By the early 1970s, as citizens became concerned about proposed alterations and the overall management of Chicago's parks, a new era of activism began. Several years earlier, when construction crews started cutting down trees to make way for a major roadway extension through Jackson Park, Southsiders chained themselves to trees. Construction of buildings along the lakefront drew public outcry. As a result of these criticisms, the city adopted the Lake Michigan and Chicago Lakefront Protection Ordinance in 1973.
Throughout the decade, citizens complained that a political patronage system produced an unqualified and incompetent park work force, that parks in minority neighborhoods were overlooked, that programs were poorly developed, promoted, and unreliable, and that facilities and landscapes were neglected and rapidly deteriorating. In 1974, after Chicago Tribune writer, Jory Graham, published an article entitled, "A Slow Death for the Parks," in The Chicagoan, a group of concerned citizens responded by forming the Friends of the Parks. At the same time, a group organized after the CPD announced plans to demolish the historic South Shore Country Club building. Having acquired the recently defunct 65-acre private club to expand its lakefront holdings, the Park District planned to raze the elegant facility. An angry coalition quickly formed and convinced the CPD to rescind this decision.
In 1982, a group of citizens and civic groups filed a formal complaint against the CPD with the United States District Court. This document asserted that the Park District's policies and practices discriminated against residents of Chicago's African-American and Latino communities "in the supply, distribution, and maintenance of recreational services, programs and facilities." The following year, the dispute was settled through a consent decree. The CPD formed a task force, which undertook an exhaustive study and issued a series of recommendations in 1987. This effort resulted in a plan to decentralize management of the parks, divide resources and staffing in an equitable manner, undertake landscape and facility rehabilitation projects, and adopt a system of citizen-based advisory councils to review Park District plans, policies, and operations. By the late 1980s, many of these reforms had begun. Among many new initiatives, the CPD rehabilitated 500 deteriorated park playlots over a five-year period. A major reforestation effort and a series of architectural projects were conducted, including the restoration of the South Shore Club facility (now known as the South Shore Cultural Center) and Café Brauer in Lincoln Park.

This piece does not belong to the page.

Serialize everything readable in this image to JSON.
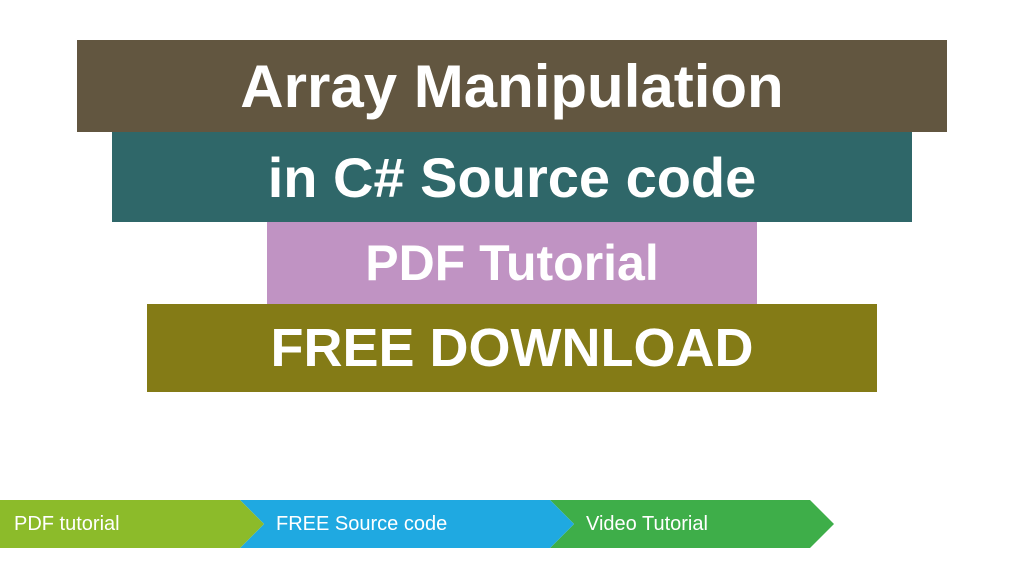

The discovery of thousands of archival plans, drawings, and photographs in a sub-basement vault beneath Soldier Field helped to bolster restoration efforts.
1. Lois Weisberg, "Friends' Long History Remembered by Founder," Friends of the Parks Newsletter, Summer 1982.